Indeed, most colleges of education emphasize such “affective” and “cooperative learning”—even if they don’t put Ayers or Freire on the syllabus. At Vanderbilt University, for example, future teachers are told that they should “understand learning as a process of participation that shapes and is shaped by persons, contents, and contexts. They seek to identify and learn about students’ linguistic, social, behavioral, cognitive and cultural histories and repertoires. . . . Specifically, candidates plan for learners’ unique strengths, resources, goals, and motivations, connecting to the experiences of students and their families” (hence the assignment of the student in line behind me). Teacher candidates should also “demonstrate the ability to enter into the learner’s thinking/reasoning as reflected in learner’s talk and work, and to use these insights to inform planning and instruction.” Education students enrolled in ENED 2380/3380 Teaching Writing and Multimedia Composition last fall were assigned exercises to meet these objectives. Two of their four textbooks were from an extensive list published by the National Council of Teachers of English (NCTE). The January issue of the NCTE journal for high school English teachers, English Education, features a typical article in which the authors “push the response to literature limits by first exploring ‘expressive response'”. . . .” (“Deconstructing ‘Aesthetic Response’ in Small-Group Discussions about Literature”). But why “enter into the learner’s thinking/reasoning as reflected in learner’s talk and work”? Shouldn’t the student emulate the adult and use logic? And doesn’t this seemingly well-intentioned desire to understand adolescent psychology while facilitating “expressive response” and other similar exercises blur the boundaries in a rather disturbing manner?
Pink Floyd’s lyrics, “Leave the kids alone,” come to mind.
The lyrics came to mind when I encountered the girl and her father at the grocery checkout line. She knows when her boundaries have been violated. But what about other kids? What about those who want to please the teacher, who want the good grade, who may be needy precisely because of problems at home?
I think about that young woman in the back of my classroom, her high school classroom atmosphere so suffused with moral relativism, her poor family situation making her more vulnerable to her teachers.
I think about the other kind of students—burned out from having to feel the pain of all the oppressed, pressured into feeling the right feelings, overwhelmed by the adult problems they are asked to address in little peer groups, and ending up cynical. While much of the curriculum focuses on the oppression of certain groups of people, it seems that it is students who are oppressed by these constant demands to explain themselves—their opinions and feelings. No wonder they are not motivated to engage in an intellectual discussion on a limited topic when they should be ready for it–as young adults. Their attitude already is “It’s all b.s.”
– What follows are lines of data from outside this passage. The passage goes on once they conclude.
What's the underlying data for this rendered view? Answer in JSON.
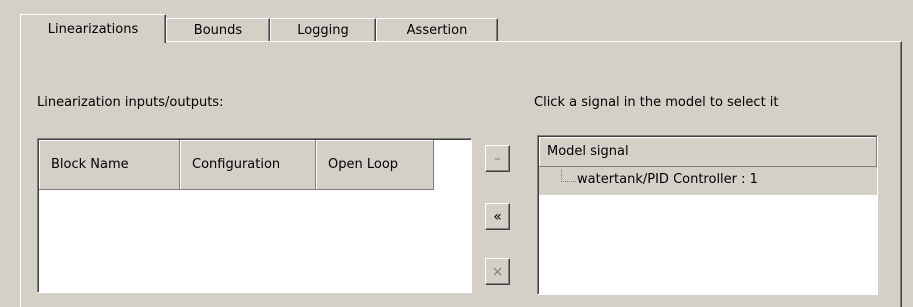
{
  "tabs": [
    {
      "label": "Linearizations",
      "active": true
    },
    {
      "label": "Bounds",
      "active": false
    },
    {
      "label": "Logging",
      "active": false
    },
    {
      "label": "Assertion",
      "active": false
    }
  ],
  "linearization": {
    "io_label": "Linearization inputs/outputs:",
    "columns": [
      "Block Name",
      "Configuration",
      "Open Loop"
    ],
    "rows": []
  },
  "buttons": {
    "remove": {
      "glyph": "–",
      "enabled": false
    },
    "add": {
      "glyph": "«",
      "enabled": true
    },
    "delete": {
      "glyph": "×",
      "enabled": false
    }
  },
  "signal_panel": {
    "hint": "Click a signal in the model to select it",
    "header": "Model signal",
    "items": [
      "watertank/PID Controller : 1"
    ]
  }
}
For the full report on the NCSS conference, click here.
Mary Grabar is an English instructor in Atlanta